* **Data for this exercise**:
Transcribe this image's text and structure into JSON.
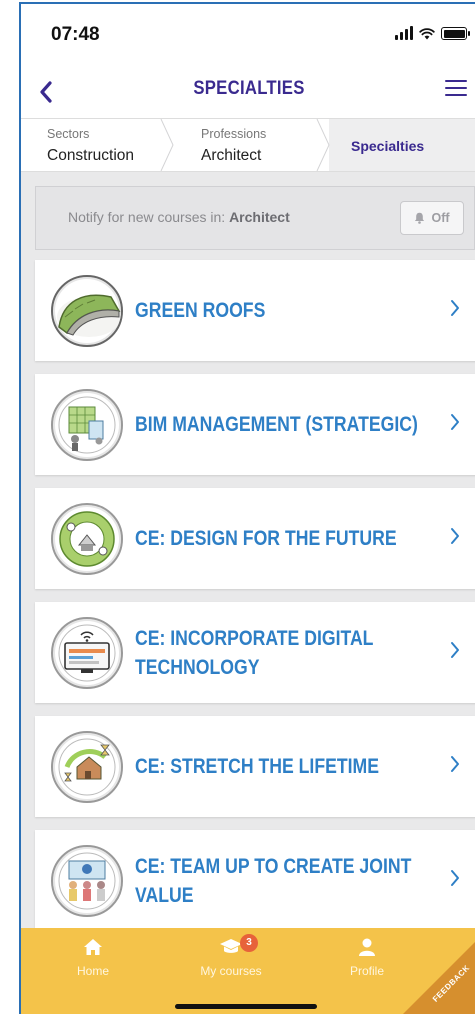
{
  "status_bar": {
    "time": "07:48",
    "icons": [
      "cellular-signal-icon",
      "wifi-icon",
      "battery-icon"
    ]
  },
  "nav": {
    "title": "SPECIALTIES",
    "back_icon": "chevron-left-icon",
    "menu_icon": "hamburger-menu-icon"
  },
  "breadcrumb": {
    "items": [
      {
        "small": "Sectors",
        "label": "Construction"
      },
      {
        "small": "Professions",
        "label": "Architect"
      },
      {
        "label": "Specialties"
      }
    ]
  },
  "notify": {
    "prefix": "Notify for new courses in: ",
    "subject": "Architect",
    "button_label": "Off",
    "button_icon": "bell-icon"
  },
  "specialties": [
    {
      "title": "GREEN ROOFS",
      "icon": "green-roof-illustration"
    },
    {
      "title": "BIM MANAGEMENT (STRATEGIC)",
      "icon": "bim-illustration"
    },
    {
      "title": "CE: DESIGN FOR THE FUTURE",
      "icon": "circular-design-illustration"
    },
    {
      "title": "CE: INCORPORATE DIGITAL TECHNOLOGY",
      "icon": "digital-monitor-illustration"
    },
    {
      "title": "CE: STRETCH THE LIFETIME",
      "icon": "hourglass-house-illustration"
    },
    {
      "title": "CE: TEAM UP TO CREATE JOINT VALUE",
      "icon": "team-illustration"
    }
  ],
  "tabbar": {
    "home": "Home",
    "courses": "My courses",
    "courses_badge": "3",
    "profile": "Profile",
    "feedback": "FEEDBACK"
  },
  "colors": {
    "accent_nav": "#3a2a8f",
    "link_blue": "#2e7fc6",
    "tabbar": "#f4c34a",
    "badge": "#e7623a"
  }
}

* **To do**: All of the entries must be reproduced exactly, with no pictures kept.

* **Answer for this exercise**:
Transcribe this image's text and structure into JSON.
{
  "status_bar": {
    "time": "07:48",
    "icons": [
      "cellular-signal-icon",
      "wifi-icon",
      "battery-icon"
    ]
  },
  "nav": {
    "title": "SPECIALTIES",
    "back_icon": "chevron-left-icon",
    "menu_icon": "hamburger-menu-icon"
  },
  "breadcrumb": {
    "items": [
      {
        "small": "Sectors",
        "label": "Construction"
      },
      {
        "small": "Professions",
        "label": "Architect"
      },
      {
        "label": "Specialties"
      }
    ]
  },
  "notify": {
    "prefix": "Notify for new courses in: ",
    "subject": "Architect",
    "button_label": "Off",
    "button_icon": "bell-icon"
  },
  "specialties": [
    {
      "title": "GREEN ROOFS",
      "icon": "green-roof-illustration"
    },
    {
      "title": "BIM MANAGEMENT (STRATEGIC)",
      "icon": "bim-illustration"
    },
    {
      "title": "CE: DESIGN FOR THE FUTURE",
      "icon": "circular-design-illustration"
    },
    {
      "title": "CE: INCORPORATE DIGITAL TECHNOLOGY",
      "icon": "digital-monitor-illustration"
    },
    {
      "title": "CE: STRETCH THE LIFETIME",
      "icon": "hourglass-house-illustration"
    },
    {
      "title": "CE: TEAM UP TO CREATE JOINT VALUE",
      "icon": "team-illustration"
    }
  ],
  "tabbar": {
    "home": "Home",
    "courses": "My courses",
    "courses_badge": "3",
    "profile": "Profile",
    "feedback": "FEEDBACK"
  },
  "colors": {
    "accent_nav": "#3a2a8f",
    "link_blue": "#2e7fc6",
    "tabbar": "#f4c34a",
    "badge": "#e7623a"
  }
}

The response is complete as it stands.